TASK PROMPT: Lines with the word "method": copy all of them from the entries below.

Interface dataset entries
-- Opening Marker --

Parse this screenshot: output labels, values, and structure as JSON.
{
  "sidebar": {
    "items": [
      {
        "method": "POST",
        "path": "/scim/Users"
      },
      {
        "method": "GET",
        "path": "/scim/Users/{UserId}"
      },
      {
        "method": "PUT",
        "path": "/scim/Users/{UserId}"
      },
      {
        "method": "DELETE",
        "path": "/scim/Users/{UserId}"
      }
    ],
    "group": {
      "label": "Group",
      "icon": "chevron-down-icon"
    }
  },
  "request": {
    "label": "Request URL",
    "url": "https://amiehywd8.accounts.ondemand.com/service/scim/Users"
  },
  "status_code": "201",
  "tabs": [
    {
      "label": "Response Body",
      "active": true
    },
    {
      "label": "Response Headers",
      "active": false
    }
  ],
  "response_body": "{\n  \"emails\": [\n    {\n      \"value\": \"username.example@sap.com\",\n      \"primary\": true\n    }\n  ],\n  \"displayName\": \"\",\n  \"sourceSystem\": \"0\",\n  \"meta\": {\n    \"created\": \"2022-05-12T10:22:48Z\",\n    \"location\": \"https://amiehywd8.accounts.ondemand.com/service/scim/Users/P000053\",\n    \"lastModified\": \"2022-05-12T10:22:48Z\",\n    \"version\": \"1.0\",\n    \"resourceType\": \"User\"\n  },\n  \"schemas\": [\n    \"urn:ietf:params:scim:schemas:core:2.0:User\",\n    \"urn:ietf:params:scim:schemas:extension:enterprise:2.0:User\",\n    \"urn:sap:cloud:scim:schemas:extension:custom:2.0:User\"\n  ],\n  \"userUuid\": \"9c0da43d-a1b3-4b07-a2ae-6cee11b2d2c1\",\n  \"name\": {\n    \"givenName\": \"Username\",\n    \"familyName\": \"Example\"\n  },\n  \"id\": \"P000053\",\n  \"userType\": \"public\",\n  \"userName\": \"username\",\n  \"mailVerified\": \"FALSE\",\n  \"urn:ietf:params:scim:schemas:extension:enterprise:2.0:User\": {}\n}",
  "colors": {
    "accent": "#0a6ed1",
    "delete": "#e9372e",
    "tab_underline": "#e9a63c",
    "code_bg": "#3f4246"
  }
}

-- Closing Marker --

SOLUTION:
        "method": "POST",
        "method": "GET",
        "method": "PUT",
        "method": "DELETE",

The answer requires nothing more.